Importance: Cardiovascular deaths and influenza epidemics peak during winter in temperate regions.
Objectives: To quantify the temporal association between population increases in seasonal influenza infections and mortality due to cardiovascular causes and to test if influenza incidence indicators are predictive of cardiovascular mortality during the influenza season.
Design, setting, and participants: Time-series analysis of vital statistics records and emergency department visits in New York City, among cardiovascular deaths that occurred during influenza seasons between January 1, 2006, and December 31, 2012. The 2009 novel influenza A(H1N1) pandemic period was excluded from temporal analyses.

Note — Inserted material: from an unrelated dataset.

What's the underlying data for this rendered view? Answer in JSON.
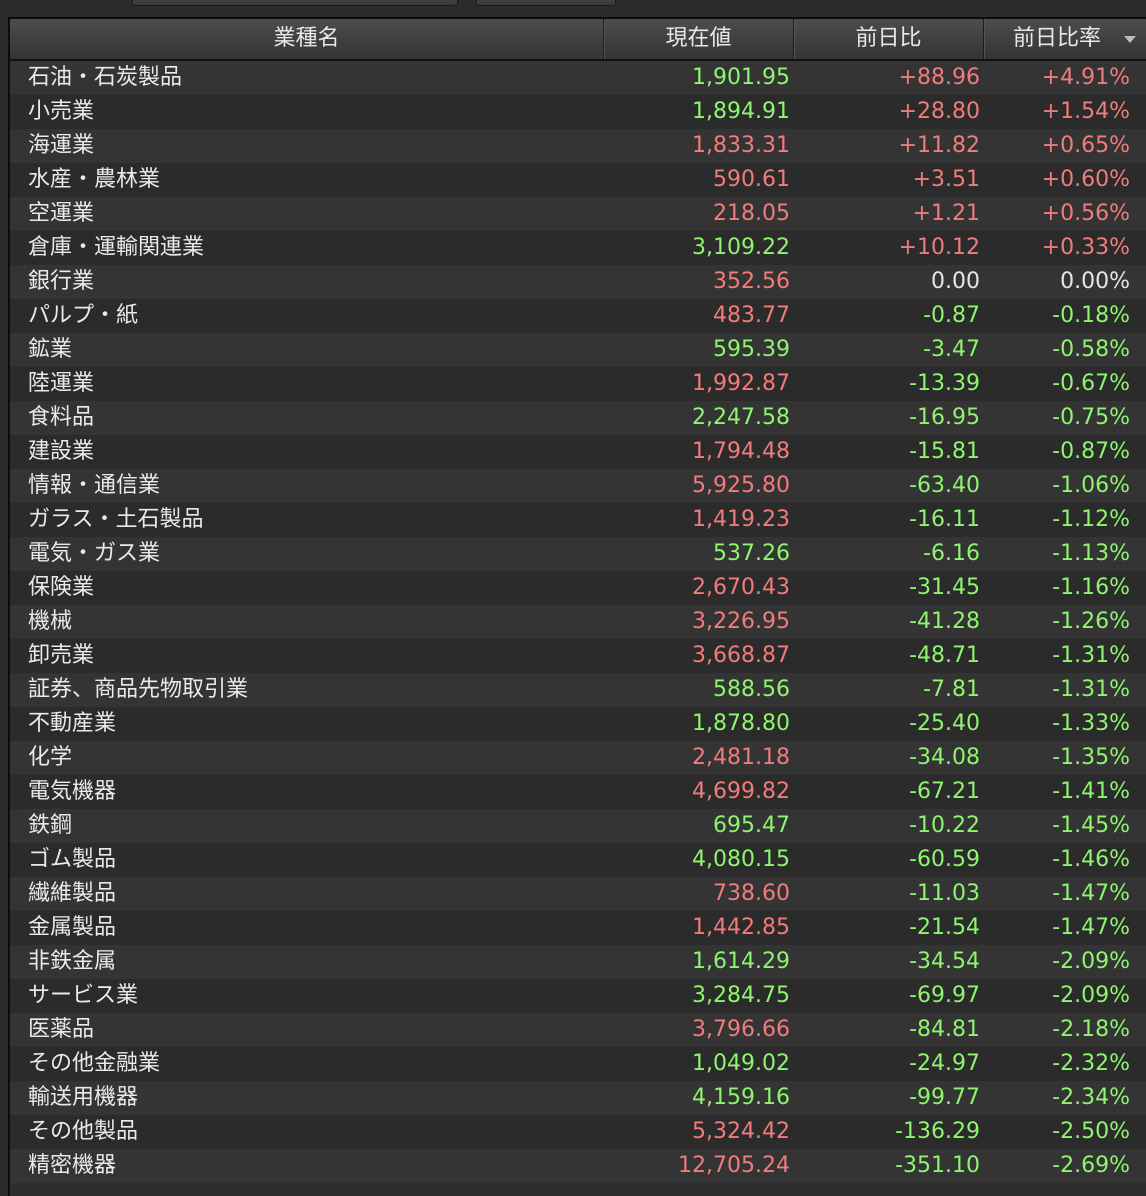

Exposures: Emergency department visits for influenza-like illness, grouped by age (≥0 years and ≥65 years) and scaled by laboratory surveillance data for viral types and subtypes, in the previous 28 days.

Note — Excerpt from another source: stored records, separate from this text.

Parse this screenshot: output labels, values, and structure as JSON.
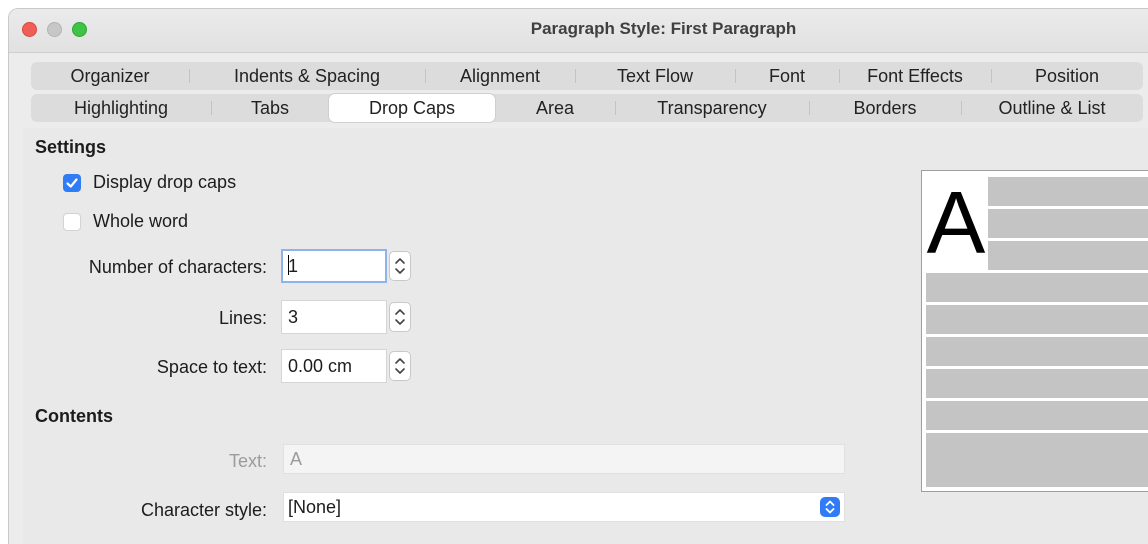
{
  "window": {
    "title": "Paragraph Style: First Paragraph"
  },
  "tabs": {
    "row1": [
      "Organizer",
      "Indents & Spacing",
      "Alignment",
      "Text Flow",
      "Font",
      "Font Effects",
      "Position"
    ],
    "row2": [
      "Highlighting",
      "Tabs",
      "Drop Caps",
      "Area",
      "Transparency",
      "Borders",
      "Outline & List"
    ],
    "active": "Drop Caps"
  },
  "settings": {
    "heading": "Settings",
    "display_drop_caps": {
      "label": "Display drop caps",
      "checked": true
    },
    "whole_word": {
      "label": "Whole word",
      "checked": false
    },
    "number_of_characters": {
      "label": "Number of characters:",
      "value": "1"
    },
    "lines": {
      "label": "Lines:",
      "value": "3"
    },
    "space_to_text": {
      "label": "Space to text:",
      "value": "0.00 cm"
    }
  },
  "contents": {
    "heading": "Contents",
    "text": {
      "label": "Text:",
      "value": "A"
    },
    "character_style": {
      "label": "Character style:",
      "value": "[None]"
    }
  },
  "preview": {
    "letter": "A"
  },
  "colors": {
    "accent": "#2f7cf6",
    "close": "#ee5f57",
    "maximize": "#3ec248"
  }
}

Main outcomes and measures: Mortality due to cardiovascular disease, ischemic heart disease, and myocardial infarction.
Results: Among adults 65 years and older, who accounted for 83.0% (73 363 deaths) of nonpandemic cardiovascular mortality during influenza seasons, seasonal average influenza incidence was correlated year to year with excess cardiovascular mortality (Pearson correlation coefficients ≥0.75, P ≤ .05 for 4 different influenza indicators). In daily time-series analyses using 4 different influenza metrics, interquartile range increases in influenza incidence during the previous 21 days were associated with an increase between 2.3% (95% CI, 0.7%-3.9%) and 6.3% (95% CI, 3.7%-8.9%) for cardiovascular disease mortality and between 2.4% (95% CI, 1.1%-3.6%) and 6.9% (95% CI, 4.0%-9.9%) for ischemic heart disease mortality among adults 65 years and older. The associations were most acute and strongest for myocardial infarction mortality, with each interquartile range increase in influenza incidence during the previous 14 days associated with mortality increases between 5.8% (95% CI, 2.5%-9.1%) and 13.1% (95% CI, 5.3%-20.9%). Out-of-sample prediction of cardiovascular mortality among adults 65 years and older during the 2009-2010 influenza season yielded average estimates with 94.0% accuracy using 4 different influenza metrics.
Conclusions and relevance: Emergency department visits for influenza-like illness were associated with and predictive of cardiovascular disease mortality. Retrospective estimation of influenza-attributable cardiovascular mortality burden combined with accurate and reliable influenza forecasts could predict the timing and burden of seasonal increases in cardiovascular mortality.